The book is approximately 120 pages in length, making it the perfect introduction to Mary for Catholics and non-Catholics alike. The book relies heavily on Scripture, Tradition, and history. We see references to Church Councils throughout history, as well as works from great Catholic authors. This is a book that I wish had been around 15 years ago, when I was in the process of my conversion. It would have crystallized things in my mind much more quickly, and I (hopefully) wouldn't have been as stubborn and ignorant on Christ's mother. If you know someone who struggles with Mary and her role in not only the Church, but each individual's life, I strongly recommend you get them a copy of this book!

This book was provided to me for free by Ignatius Press in exchange for an honest review.

Friday, June 23, 2017

The Way of Catechesis (Ave Maria Press)
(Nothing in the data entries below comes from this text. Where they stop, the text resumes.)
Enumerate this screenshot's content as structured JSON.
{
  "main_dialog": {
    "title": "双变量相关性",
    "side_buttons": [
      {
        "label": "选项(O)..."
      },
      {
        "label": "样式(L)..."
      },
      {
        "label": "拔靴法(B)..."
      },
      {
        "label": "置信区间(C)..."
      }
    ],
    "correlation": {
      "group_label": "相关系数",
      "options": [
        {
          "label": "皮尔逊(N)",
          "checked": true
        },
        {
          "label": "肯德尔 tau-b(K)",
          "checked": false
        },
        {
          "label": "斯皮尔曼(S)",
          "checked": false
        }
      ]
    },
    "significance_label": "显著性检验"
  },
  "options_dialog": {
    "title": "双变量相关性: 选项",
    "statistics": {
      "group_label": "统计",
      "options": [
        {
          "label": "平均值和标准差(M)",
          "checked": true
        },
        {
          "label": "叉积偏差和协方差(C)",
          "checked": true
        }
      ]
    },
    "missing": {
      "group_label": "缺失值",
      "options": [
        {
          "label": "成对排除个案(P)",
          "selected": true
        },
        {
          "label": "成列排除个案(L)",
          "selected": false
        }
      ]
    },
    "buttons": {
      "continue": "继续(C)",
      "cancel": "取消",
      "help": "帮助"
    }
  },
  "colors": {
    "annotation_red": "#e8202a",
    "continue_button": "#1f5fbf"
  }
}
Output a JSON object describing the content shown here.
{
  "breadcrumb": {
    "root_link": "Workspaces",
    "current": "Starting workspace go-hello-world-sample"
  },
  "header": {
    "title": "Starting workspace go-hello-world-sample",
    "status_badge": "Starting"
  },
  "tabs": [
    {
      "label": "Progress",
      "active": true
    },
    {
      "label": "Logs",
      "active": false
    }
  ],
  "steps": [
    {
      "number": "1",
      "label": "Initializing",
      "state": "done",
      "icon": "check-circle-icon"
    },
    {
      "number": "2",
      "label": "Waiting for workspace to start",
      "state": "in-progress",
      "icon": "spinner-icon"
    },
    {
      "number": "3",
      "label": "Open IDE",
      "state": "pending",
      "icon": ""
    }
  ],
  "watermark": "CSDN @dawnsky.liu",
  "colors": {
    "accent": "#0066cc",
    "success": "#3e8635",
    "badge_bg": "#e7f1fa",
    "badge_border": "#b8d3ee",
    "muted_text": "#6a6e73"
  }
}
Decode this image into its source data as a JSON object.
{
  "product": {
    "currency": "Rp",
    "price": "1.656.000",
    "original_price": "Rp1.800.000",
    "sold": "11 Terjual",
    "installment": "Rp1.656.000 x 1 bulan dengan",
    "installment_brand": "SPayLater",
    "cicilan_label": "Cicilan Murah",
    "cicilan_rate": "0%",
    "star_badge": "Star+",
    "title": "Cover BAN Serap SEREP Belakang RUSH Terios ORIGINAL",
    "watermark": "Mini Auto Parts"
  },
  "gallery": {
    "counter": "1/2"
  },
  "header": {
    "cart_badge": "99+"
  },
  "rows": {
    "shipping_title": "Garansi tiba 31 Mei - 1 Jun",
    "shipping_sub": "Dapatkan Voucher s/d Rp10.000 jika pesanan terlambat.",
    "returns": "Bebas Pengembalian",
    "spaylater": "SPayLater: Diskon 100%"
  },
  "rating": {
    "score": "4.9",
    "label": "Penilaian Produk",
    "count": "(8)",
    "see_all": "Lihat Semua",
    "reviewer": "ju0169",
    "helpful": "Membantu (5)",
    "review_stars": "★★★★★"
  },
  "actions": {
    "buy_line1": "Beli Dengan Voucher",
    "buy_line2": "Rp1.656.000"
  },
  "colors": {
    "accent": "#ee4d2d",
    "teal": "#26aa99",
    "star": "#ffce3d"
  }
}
It's only been one year, but it feels like forever since I have been a catechist. If you are a Catholic in good standing and have never been a Catechist, you should consider volunteering one or assisting one at least one year in your life. It is both a thankless and rewarding job that has equal shares of joy and frustration. You'll get kids who want to be there and kids who don't, kids whose parents are super-involved and parents you never see. But no matter the type of children you teach, you want to help them learn about Jesus and the love He has for each of them. However, there is more to catechesis than just teaching children, there are also opportunities to instruct adults as well, not only in RCIA, but in other programs as well. As difficult as you think teaching children can be, adults present their own challenges and joys. Recently, Gerard Baumbach published a book entitled The Way of Catechesis, which walks us through the history of catechesis.

The book starts in the Old Testament and is used to provide us both historical context and examples of catechesis for the Jewish people, through God's prophets. We then move to the New Testament and are presented with Jesus, the ultimate teacher and catechist. The whole book could have been written on Him, His message, and how we do and should respond to it, but the author did a fine job reducing it to one chapter. We then work our way though the centuries, starting with the Early Church, stopping in on the Middle Ages, the Reformation, and present day. Each chapter has reflection questions at the end, which can be used for individual use or small group discussion. At the end of the book are helpful books to read, copious notes, and an index, which can all be helpful for further study.

On its surface, the book is a history lesson on where the Church has been with catechesis and how it has changed through the centuries. A closer read reveals that the book is actually a mixture of history and goals/plans for the future. The old saying about you can't know where you are going unless you know where you have been summarizes this book perfectly. In this book, Baumbach shows his love for Christ and His Church. He also demonstrates how he wants discipleship within the Church to be dynamic and fruitful. This is an essential read for both pastors and directors of religious education. Normally, after reading a good book I like to keep it in my collection to reference in the future, but this is one I plan to pass on and share.

This book was provided to me for free by Ave Maria Press in exchange for an honest review.